You can see how you compare with your personal goals and recommended health zones. You can have the scale automatically share your data with other online health coaching programs, or post results to a blog, Facebook or Twitter. There are no subscription fee.
The scale can track up to eight people, with separate accounts for each.
EFFECTIVE WORKOUTS: Logging how many calories you burned during any activity can be a constant guessing game. Many gym-goers rely on general numbers that the treadmill, bicycles or elliptical machines provide, but those aren’t always accurate.
There are several options to help track your daily exercise routines. After trying a few wearable monitors, including the Nike+ FuelBand, I found the most helpful tool was a heart-rate monitor.
Basic monitors in the $100 price range can encourage people to get active, while options costing more than $400 are available with accessories that can measure how far you’re running or how fast you’re cycling. I tested a Polar RCX5 ($349.95 for a basic set, with accessories for GPS and cycling available). After entering my height, weight and age, I strapped the elastic band around my chest and clipped in the heart-rate monitor that transmits data wirelessly to a unit on my wrist.
After you choose a sport for that workout, such as running, cycling or swimming, the Polar times your workout and tracks your calories burned based on your heart rate. It also estimates what percentage of the burned calories came from fat. I found that moderate activities seem to burn more fat but fewer calories, while higher-intensity workouts burn more calories but less fat.
Some of the machines at my gym picked up the information from my monitor and displayed my heart rate. When running outside or playing ice hockey, the heart-rate monitor also gave me a better idea of how many calories I was burning (more than 1,000 calories in one hockey game).
When you’re done with a workout, all of the exercise information you record can be transferred through your computer to Polar’s personal-training website, where it’s analyzed and tracked to help you reach fitness goals and train more effectively.
EXTRAS: Let’s face it: Going to the gym can get kind of boring. But listening to music, or watching movies and TV shows on your mobile devices, can help keep you motivated while working out at the gym, jogging with the dog or getting pumped up for a hockey game.
And even then, it’s important to have the right equipment.
For me, the PowerBeats by Dre ($149.95) stood the sweat test and still provided great sound and the option to answer phone calls and control volume from the earphones.
In the locker room, I paired my iPhone to the Jawbone Jambox ($199.99) to stream music via Bluetooth before and after ice-hockey games.
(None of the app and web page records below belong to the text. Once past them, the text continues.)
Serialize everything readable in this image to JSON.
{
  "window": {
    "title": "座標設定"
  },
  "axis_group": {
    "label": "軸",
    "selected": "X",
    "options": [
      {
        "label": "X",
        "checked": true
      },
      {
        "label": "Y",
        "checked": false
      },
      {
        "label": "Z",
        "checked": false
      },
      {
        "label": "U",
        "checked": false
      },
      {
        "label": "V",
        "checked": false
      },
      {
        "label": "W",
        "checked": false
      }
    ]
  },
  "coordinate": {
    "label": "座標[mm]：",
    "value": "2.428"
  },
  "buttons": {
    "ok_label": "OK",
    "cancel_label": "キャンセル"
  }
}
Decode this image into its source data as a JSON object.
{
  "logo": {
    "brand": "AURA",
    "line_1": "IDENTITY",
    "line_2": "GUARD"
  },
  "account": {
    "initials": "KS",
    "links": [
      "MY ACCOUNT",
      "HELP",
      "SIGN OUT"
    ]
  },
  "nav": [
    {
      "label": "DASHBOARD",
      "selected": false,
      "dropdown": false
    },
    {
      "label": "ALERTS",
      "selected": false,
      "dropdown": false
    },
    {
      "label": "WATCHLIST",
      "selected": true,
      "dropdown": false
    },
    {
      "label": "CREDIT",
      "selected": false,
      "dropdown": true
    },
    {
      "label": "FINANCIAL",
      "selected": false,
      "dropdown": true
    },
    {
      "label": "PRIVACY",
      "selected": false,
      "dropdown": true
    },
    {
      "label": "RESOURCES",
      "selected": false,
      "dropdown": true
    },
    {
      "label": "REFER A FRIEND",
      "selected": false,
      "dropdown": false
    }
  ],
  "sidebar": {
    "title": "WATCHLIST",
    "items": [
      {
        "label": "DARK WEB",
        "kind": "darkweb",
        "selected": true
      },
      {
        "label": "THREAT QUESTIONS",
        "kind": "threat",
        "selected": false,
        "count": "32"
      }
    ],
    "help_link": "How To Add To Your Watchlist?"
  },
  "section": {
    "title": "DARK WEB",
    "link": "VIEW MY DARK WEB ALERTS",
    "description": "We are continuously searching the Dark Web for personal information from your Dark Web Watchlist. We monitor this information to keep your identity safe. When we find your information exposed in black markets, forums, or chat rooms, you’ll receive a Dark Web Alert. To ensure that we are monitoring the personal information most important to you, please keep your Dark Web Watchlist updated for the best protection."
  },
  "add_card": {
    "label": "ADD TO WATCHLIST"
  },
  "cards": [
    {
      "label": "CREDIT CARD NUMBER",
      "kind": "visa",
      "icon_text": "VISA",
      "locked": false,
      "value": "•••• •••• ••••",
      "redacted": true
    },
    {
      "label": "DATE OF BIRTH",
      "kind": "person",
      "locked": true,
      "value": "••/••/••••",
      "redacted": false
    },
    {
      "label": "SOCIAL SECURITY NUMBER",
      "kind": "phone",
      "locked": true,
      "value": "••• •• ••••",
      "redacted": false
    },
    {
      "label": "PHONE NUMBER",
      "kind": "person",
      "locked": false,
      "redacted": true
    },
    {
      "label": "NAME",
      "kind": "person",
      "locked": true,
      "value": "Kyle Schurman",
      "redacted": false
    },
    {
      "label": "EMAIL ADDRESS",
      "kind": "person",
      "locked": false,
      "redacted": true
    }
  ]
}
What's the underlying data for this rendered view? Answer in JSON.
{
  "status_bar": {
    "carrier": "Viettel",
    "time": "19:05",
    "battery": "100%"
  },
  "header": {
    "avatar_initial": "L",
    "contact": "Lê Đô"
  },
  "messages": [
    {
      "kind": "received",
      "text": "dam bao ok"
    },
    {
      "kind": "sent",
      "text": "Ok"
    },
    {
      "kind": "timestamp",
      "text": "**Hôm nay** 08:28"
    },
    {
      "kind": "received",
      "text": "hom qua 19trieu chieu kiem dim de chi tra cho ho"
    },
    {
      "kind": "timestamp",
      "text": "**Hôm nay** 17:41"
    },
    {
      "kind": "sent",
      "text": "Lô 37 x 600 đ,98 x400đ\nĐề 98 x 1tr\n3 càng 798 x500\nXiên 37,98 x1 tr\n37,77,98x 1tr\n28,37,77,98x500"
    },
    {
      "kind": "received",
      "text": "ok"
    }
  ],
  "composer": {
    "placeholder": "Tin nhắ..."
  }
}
This season’s postgame song is “Closing Time” by Semisonic, as our games typically end after midnight.